“Tech-startups try to solve a problem: We are a better bank for young people, we are last-mile delivery, whatever their value proposition is. They are trying to make our lives better, faster, and smarter. That’s not what game developers are doing. We entertain. We are much more attuned to Hollywood. And if you don’t know games, which is a very hit-driven industry, how do you predict a hit?” Troedsson asks.

Karl Magnus Troedsson, Loot Spawn Capital.

He believes that game developers are often more passionate about their games than a tech startup is about delivering pizzas efficiently. It is more about business, while for game developers it is a life goal to produce games.

“In the games industry – if one dares to say this — we have had a bad reputation for not being a real industry. Some of that can be tied back to exactly this: How can this be a real job when you are starving for the art?” Troedsson says.

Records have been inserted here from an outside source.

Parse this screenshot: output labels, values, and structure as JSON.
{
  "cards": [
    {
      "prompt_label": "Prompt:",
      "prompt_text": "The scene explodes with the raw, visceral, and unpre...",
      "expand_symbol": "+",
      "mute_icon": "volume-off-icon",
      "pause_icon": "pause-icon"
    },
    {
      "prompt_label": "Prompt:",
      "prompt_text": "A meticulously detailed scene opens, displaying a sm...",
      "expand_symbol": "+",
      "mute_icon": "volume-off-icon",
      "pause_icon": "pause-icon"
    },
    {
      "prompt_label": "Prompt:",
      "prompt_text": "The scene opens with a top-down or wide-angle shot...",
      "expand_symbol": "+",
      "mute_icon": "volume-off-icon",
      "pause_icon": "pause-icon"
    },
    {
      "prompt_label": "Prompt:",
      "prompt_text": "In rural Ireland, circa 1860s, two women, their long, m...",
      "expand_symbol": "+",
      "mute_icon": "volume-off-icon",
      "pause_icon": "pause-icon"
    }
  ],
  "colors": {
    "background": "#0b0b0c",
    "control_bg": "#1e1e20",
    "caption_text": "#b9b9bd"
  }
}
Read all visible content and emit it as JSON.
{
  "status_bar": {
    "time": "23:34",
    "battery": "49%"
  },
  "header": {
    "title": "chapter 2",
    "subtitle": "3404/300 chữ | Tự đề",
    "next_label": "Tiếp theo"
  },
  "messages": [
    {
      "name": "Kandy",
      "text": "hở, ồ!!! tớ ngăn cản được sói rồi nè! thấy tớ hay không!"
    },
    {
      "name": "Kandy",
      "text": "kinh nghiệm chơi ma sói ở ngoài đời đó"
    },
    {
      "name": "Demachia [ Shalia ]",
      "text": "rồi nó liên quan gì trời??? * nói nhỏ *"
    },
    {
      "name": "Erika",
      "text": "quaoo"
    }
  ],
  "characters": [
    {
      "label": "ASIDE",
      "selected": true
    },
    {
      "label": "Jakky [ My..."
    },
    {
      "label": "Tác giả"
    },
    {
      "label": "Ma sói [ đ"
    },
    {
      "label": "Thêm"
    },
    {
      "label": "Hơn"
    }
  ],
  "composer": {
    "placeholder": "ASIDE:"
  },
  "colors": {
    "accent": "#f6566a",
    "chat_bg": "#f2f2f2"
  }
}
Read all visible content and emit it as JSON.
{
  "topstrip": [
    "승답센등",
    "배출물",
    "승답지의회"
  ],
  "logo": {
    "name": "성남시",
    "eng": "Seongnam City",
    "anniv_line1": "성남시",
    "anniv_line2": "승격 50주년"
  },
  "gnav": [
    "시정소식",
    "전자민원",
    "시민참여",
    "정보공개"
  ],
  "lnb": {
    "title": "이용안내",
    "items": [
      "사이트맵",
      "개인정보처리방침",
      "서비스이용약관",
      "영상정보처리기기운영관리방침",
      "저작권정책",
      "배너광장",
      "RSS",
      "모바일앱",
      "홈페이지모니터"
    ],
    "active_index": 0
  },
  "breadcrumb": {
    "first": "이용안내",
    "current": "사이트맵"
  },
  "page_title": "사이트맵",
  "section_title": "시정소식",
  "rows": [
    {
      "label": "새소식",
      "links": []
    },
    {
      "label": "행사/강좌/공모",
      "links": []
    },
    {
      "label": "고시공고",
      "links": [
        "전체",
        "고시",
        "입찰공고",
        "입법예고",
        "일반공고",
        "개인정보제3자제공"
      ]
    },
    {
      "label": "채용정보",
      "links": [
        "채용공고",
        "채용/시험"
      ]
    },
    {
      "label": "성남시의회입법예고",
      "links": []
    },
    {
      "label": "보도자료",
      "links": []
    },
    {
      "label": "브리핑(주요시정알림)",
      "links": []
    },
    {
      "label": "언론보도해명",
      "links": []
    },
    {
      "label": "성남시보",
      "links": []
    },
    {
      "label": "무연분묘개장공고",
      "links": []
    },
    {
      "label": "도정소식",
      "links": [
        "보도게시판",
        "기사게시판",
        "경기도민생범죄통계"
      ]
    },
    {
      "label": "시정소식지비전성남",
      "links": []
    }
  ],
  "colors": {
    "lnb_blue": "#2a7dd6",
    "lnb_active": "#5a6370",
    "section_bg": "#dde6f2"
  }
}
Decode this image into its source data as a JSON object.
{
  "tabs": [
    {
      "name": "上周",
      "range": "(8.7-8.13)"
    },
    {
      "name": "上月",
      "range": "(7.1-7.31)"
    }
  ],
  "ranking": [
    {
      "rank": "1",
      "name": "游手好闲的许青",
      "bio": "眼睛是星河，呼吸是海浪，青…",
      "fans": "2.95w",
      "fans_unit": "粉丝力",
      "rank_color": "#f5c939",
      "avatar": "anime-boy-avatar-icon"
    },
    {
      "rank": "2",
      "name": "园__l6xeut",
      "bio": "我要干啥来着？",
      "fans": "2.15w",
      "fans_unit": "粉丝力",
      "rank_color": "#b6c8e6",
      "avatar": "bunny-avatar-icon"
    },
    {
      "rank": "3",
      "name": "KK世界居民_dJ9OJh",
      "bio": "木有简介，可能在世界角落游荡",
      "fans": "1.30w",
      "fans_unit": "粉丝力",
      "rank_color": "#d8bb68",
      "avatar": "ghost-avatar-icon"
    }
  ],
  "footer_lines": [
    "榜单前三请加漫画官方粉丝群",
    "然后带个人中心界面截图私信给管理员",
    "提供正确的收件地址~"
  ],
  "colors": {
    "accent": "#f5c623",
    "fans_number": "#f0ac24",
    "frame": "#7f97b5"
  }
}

Although there is still a long way to go, he believes that the industry has progressed a long way towards becoming more business-oriented. At the same time, demand for games has exploded – from both consumers and tech giants, who are ready to pay the price – whatever it may be. This makes the market increasingly interesting as an investor.

“There are a lot of exit scenarios for the game studios. Here’s just one scenario: There is almost a platform war going on. All the big companies see subscription as the future, so everyone is building a platform: The Netflix of games. In that kind of climate, game companies can be successful with a medium hit, because it gets picked up by the platform holders. And that means less risk in my opinion,” Troedsson says.

BetaDwarf: An investor keeps the company afloat

From the game developers’ point of view, Kabbelgaard from BetaDwarf also believes that the possibility of getting an investor involved today is better than ever before. For his game studio, it has been the right decision to partner with big business in the form of a couple of venture funds.

“Getting an investor involved creates completely different opportunities. It has resulted in peace of mind when it comes to planning for the future. Before that, it was like this: We will run out of money in six months. It is just survival, and that makes it hard to bet on something, that can really make a difference,” he says.

BetaDwarf has not only contributed with capital, but also with business development.
“We are insanely excited about investors now. It solves the problem of capital, but it has clearly also accelerated our learning curve and networking skills,” Kabbelgaard says.

This article is part of the theme “Games as a Business 2021”. You find the next part of the series right here:

Nordisk Games: Investing in Games is a Long-Term Business